Data excerpts ▸
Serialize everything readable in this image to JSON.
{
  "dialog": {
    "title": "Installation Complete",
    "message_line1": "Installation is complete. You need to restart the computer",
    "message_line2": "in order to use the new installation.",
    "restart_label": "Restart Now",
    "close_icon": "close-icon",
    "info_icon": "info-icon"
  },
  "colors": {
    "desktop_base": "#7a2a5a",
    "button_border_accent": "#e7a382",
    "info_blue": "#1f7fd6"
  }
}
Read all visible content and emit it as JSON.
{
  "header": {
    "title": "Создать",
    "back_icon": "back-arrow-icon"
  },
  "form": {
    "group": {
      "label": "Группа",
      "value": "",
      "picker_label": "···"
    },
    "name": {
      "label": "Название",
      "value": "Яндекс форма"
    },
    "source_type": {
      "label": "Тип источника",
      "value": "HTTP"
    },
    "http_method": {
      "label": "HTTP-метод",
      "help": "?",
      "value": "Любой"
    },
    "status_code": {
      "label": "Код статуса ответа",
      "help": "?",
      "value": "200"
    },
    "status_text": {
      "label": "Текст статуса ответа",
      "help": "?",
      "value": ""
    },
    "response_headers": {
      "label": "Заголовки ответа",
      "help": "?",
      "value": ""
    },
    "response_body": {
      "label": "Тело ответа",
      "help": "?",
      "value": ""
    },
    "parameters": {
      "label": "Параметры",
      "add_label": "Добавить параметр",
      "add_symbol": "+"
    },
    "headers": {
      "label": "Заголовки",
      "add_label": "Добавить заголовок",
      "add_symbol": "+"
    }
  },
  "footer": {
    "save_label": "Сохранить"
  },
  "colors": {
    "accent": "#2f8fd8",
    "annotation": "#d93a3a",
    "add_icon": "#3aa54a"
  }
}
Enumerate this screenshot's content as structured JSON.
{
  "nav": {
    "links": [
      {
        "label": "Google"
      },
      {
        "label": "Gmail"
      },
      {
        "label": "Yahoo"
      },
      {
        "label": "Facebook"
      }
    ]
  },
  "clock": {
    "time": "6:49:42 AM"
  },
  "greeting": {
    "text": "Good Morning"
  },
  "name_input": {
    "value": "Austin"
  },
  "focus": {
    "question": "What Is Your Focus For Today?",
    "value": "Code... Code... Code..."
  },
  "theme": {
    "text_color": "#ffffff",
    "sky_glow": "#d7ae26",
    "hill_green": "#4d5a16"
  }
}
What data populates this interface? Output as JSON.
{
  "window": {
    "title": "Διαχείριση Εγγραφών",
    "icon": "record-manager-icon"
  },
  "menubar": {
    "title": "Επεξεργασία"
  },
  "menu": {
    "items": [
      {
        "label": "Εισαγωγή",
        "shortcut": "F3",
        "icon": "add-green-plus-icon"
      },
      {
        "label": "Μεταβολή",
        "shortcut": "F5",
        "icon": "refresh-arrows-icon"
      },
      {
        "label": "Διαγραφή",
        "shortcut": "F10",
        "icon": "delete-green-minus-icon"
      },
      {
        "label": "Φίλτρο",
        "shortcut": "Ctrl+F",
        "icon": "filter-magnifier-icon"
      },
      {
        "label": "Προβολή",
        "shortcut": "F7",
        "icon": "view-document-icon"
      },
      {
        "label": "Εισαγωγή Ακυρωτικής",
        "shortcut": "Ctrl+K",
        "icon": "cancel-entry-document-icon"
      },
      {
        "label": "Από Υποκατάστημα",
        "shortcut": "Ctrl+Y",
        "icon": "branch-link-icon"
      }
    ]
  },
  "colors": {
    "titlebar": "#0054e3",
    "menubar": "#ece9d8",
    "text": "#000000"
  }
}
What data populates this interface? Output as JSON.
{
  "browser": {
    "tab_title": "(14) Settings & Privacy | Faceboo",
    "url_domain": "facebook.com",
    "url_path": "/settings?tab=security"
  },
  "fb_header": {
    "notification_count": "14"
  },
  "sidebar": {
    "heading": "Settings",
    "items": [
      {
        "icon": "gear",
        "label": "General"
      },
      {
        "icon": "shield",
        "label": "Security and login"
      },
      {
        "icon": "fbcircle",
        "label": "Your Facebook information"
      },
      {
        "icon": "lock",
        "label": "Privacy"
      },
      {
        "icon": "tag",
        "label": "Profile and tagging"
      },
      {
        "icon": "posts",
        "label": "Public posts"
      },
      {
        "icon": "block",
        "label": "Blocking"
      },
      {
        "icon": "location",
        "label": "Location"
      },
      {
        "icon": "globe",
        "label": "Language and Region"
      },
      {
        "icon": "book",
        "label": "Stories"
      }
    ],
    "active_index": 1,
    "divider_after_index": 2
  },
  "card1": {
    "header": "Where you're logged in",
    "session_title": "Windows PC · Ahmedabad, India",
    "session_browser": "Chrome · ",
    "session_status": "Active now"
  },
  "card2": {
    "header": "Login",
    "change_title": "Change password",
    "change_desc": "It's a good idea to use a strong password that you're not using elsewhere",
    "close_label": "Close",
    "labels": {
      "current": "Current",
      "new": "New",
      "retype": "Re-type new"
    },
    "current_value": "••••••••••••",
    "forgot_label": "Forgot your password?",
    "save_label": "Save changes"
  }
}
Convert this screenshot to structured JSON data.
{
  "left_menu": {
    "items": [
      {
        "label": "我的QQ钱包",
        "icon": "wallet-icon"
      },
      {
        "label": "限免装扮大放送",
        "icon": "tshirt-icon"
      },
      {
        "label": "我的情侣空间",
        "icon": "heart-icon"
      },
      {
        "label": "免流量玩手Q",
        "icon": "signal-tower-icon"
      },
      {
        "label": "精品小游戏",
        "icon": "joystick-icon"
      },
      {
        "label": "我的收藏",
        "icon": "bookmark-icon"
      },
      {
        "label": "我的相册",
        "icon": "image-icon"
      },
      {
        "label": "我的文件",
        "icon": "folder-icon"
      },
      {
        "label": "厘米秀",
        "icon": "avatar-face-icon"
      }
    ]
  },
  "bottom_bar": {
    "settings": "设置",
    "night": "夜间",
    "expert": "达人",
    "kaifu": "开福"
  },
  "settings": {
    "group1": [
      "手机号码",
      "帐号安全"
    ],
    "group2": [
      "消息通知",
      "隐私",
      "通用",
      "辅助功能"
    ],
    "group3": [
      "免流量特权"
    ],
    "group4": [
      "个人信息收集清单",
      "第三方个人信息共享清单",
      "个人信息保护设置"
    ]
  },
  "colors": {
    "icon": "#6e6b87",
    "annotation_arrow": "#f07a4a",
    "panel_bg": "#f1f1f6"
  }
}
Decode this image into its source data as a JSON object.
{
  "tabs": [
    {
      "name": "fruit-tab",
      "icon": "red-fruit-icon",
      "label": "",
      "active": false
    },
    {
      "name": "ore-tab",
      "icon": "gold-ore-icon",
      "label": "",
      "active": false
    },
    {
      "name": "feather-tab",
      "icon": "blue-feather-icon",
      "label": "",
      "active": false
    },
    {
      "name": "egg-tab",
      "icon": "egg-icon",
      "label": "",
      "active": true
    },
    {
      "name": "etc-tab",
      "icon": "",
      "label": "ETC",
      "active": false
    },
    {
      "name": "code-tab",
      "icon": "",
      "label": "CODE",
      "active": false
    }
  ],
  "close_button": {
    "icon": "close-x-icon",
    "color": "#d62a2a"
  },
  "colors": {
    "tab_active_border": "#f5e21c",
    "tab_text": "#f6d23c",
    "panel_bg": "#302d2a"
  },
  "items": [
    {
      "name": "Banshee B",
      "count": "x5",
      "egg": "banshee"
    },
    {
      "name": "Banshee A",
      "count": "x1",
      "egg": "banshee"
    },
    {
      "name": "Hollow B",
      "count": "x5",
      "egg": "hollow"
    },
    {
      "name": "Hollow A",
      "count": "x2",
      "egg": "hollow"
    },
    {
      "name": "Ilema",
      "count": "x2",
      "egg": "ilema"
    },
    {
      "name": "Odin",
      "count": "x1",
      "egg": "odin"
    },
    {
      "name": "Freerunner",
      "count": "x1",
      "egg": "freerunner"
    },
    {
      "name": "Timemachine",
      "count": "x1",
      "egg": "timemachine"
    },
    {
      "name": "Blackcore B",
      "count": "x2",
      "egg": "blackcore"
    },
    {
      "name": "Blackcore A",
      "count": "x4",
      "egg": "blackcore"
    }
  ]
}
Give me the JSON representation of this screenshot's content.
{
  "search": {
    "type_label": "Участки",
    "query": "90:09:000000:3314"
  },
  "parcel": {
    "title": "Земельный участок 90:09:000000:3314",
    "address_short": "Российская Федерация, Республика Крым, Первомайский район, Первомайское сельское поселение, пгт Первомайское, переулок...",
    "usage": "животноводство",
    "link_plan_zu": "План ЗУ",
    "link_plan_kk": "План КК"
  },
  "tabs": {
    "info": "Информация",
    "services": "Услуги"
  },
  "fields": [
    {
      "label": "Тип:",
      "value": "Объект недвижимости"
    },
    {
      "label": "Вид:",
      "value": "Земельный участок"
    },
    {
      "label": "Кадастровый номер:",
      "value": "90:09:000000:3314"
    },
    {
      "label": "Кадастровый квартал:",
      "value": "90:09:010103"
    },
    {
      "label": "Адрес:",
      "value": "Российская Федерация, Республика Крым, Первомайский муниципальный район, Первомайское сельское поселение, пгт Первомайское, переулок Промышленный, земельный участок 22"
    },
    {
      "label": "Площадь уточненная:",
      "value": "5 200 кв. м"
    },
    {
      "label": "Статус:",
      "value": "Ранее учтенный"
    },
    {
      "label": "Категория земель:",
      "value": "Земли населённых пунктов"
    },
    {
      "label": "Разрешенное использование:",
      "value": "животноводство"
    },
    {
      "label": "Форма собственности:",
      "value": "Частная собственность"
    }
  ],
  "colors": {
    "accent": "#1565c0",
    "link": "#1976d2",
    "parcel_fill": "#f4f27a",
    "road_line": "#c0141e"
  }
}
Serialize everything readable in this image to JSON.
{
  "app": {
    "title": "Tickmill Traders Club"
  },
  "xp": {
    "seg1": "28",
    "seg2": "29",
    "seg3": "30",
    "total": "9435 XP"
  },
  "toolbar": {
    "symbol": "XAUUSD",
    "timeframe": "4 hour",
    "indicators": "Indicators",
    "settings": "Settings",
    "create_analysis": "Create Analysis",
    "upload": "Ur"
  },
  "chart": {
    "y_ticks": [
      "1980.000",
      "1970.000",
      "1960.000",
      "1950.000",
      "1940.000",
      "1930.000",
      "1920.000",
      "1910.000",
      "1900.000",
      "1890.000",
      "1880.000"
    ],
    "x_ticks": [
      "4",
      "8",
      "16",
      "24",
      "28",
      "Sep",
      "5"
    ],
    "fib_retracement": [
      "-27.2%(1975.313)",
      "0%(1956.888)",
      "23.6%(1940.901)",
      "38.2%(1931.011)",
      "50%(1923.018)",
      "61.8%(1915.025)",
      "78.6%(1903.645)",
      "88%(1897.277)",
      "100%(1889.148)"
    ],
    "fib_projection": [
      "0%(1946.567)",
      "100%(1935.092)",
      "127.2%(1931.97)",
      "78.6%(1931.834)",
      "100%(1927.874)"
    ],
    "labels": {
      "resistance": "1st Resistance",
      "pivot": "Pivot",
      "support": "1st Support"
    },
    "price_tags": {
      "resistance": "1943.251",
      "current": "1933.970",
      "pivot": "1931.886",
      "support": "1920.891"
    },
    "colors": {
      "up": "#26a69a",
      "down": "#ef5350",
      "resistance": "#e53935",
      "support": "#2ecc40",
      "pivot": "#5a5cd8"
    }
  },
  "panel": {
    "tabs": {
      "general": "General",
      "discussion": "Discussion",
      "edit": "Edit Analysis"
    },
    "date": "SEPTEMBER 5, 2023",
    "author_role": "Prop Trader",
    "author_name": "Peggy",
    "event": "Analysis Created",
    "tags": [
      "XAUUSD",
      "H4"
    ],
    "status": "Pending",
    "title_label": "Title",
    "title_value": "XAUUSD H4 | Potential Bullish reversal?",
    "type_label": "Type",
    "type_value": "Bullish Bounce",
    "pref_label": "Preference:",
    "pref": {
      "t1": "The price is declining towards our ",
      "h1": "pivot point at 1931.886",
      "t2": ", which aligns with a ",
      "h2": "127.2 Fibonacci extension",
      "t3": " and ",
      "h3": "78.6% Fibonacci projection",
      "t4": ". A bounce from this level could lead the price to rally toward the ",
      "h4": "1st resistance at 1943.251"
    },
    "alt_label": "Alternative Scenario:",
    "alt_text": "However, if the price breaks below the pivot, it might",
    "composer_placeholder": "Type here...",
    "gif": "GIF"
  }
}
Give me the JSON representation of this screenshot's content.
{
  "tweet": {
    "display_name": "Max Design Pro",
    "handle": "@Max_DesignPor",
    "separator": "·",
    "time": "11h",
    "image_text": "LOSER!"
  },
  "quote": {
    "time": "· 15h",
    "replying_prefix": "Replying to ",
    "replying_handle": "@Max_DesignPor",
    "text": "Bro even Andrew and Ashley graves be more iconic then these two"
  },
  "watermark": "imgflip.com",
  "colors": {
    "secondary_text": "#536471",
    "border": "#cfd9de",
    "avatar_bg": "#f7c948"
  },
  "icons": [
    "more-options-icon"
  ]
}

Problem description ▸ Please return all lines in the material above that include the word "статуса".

Reply to the task ▸
      "label": "Код статуса ответа",
      "label": "Текст статуса ответа",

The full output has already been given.